While federal pleading rules require that a plaintiff allege facts showing he or she is entitled to relief, the rules "do not countenance dismissal of a complaint for imperfect statement of the legal theory supporting the claim asserted." Johnson v. City of Shelby, Miss., 574 U.S. 10, 11 (2014). "Federal Rules of Civil Procedure are designed to discourage battles over mere form of statement." Id. (internal quotations and citation omitted). Therefore, a complaint that is "inartfully drawn" will nonetheless survive dismissal if it contains "sufficient facts under the applicable notice pleading standards" of Rule 8(a). Mendiondo v. Centinela Hosp. Med. Ctr., 521 F.3d 1097, 1104 (9th Cir. 2008).


Here, CVS moves to dismiss plaintiffs' complaint in its entirety. CVS argues that because California law only allows "professional" negligence claims to be asserted against healthcare providers, plaintiffs' first claim for "general" negligence must be dismissed. As to the second claim, CVS argues that California law prohibits pharmacies from being held strictly liable. Turning to plaintiffs' third claim, CVS argues that plaintiff Ambriz has failed to allege sufficient facts to recover under the "bystander" theory of NIED. As to plaintiffs' final claim asserting negligent hiring, retention, and supervision, CVS argues that this claim is also a "professional"negligence claim and therefore, dismissal is appropriate.

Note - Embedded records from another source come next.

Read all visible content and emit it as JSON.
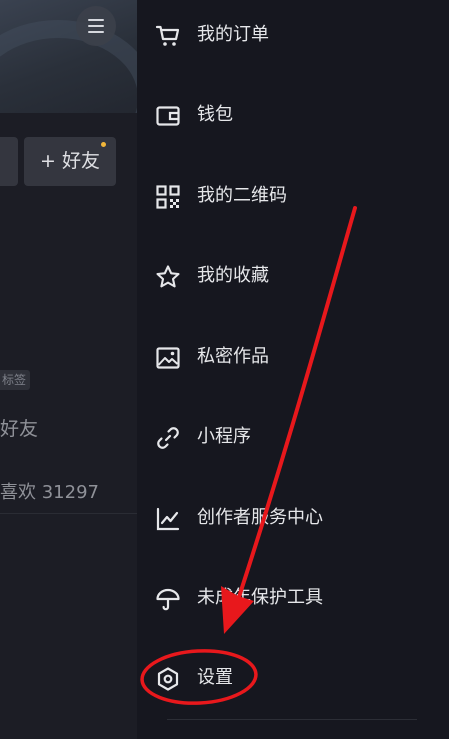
{
  "profile": {
    "add_friend_label": "+ 好友",
    "tag_label": "标签",
    "friend_text": "好友",
    "likes_text": "喜欢 31297"
  },
  "drawer": {
    "items": [
      {
        "label": "我的订单",
        "icon": "cart-icon"
      },
      {
        "label": "钱包",
        "icon": "wallet-icon"
      },
      {
        "label": "我的二维码",
        "icon": "qr-code-icon"
      },
      {
        "label": "我的收藏",
        "icon": "star-icon"
      },
      {
        "label": "私密作品",
        "icon": "private-image-icon"
      },
      {
        "label": "小程序",
        "icon": "link-icon"
      },
      {
        "label": "创作者服务中心",
        "icon": "chart-icon"
      },
      {
        "label": "未成年保护工具",
        "icon": "umbrella-icon"
      },
      {
        "label": "设置",
        "icon": "hexagon-settings-icon"
      }
    ]
  },
  "colors": {
    "background": "#16171f",
    "text": "#e6e7ea",
    "annotation": "#e8181c",
    "notification_dot": "#f2b63a"
  }
}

The court addresses each claim and the respective arguments as to those claims in order below.

A. First Claim: Negligence

CVS argues that the "general" negligence claim must be dismissed because California law only allows "professional" negligence claims to be asserted against health care providers. (Doc. No. 5 at 9-12.) Though plaintiffs concede that their first claim should have been labeled as one for professional negligence, they respond that CVS' argument is one of form, rather than substance. (Doc. No. 7 at 4:19-24.) Therefore, dismissal of this claim is not appropriate according to plaintiffs because the complaint includes sufficient factual allegations showing that, if proven, they are entitled to relief under some legal theory. (Id.) The court finds plaintiffs' argument on this issue to be persuasive.

California has a statutory regime for medical malpractice and negligence claims, called the Medical Injury Compensation Reform Act of 1975 ("MICRA"). See, e.g., Flowers v. Torrance Mem'l Hosp. Med. Ctr., 8 Cal. 4th 992, 999 (1994) (MICRA "contains numerous provisions effecting substantial changes in negligence actions against health care providers, including a limitation on noneconomic damages, elimination of the collateral source rule as well as preclusion of subrogation in most instances, and authorization for periodic payments of future damages in excess of $50,000.") (citations omitted).

MICRA governs "professional negligence" claims against "health care providers." The term "professional negligence" is defined under MICRA as:

a negligent act or omission to act by a health care provider in the rendering of professional services, which act or omission is the proximate cause of a personal injury or wrongful death, provided that such services are within the scope of services for which the provider is licensed and which are not within any restriction imposed by the licensing agency or licensed hospital.

Cal. Civ. Code § 3333.1(c)(2). In turn, "health care providers" includes entities that are licensed pursuant to Division 2 of California's Business and Professions Code. Civ. Code § 3333.1(c)(1). Pharmacies, which are licensed under Division 2 of the Business and Professions Code, areconsidered "health care providers" under MICRA. See Cal. Bus. & Prof. Code § 4110(a).3 Here, plaintiffs' claim is subject to MICRA because they allege that the CVS Store (i.e., a healthcare provider) negligently filled a prescription (i.e., rendering of professional services). See Civ. Code § 3333.1(c)(2). Therefore, plaintiffs must assert a professional negligence...

To continue reading

Request your trial

VLEX uses login cookies to provide you with a better browsing experience. If you click on 'Accept' or continue browsing this site we consider that you accept our cookie policy. ACCEPT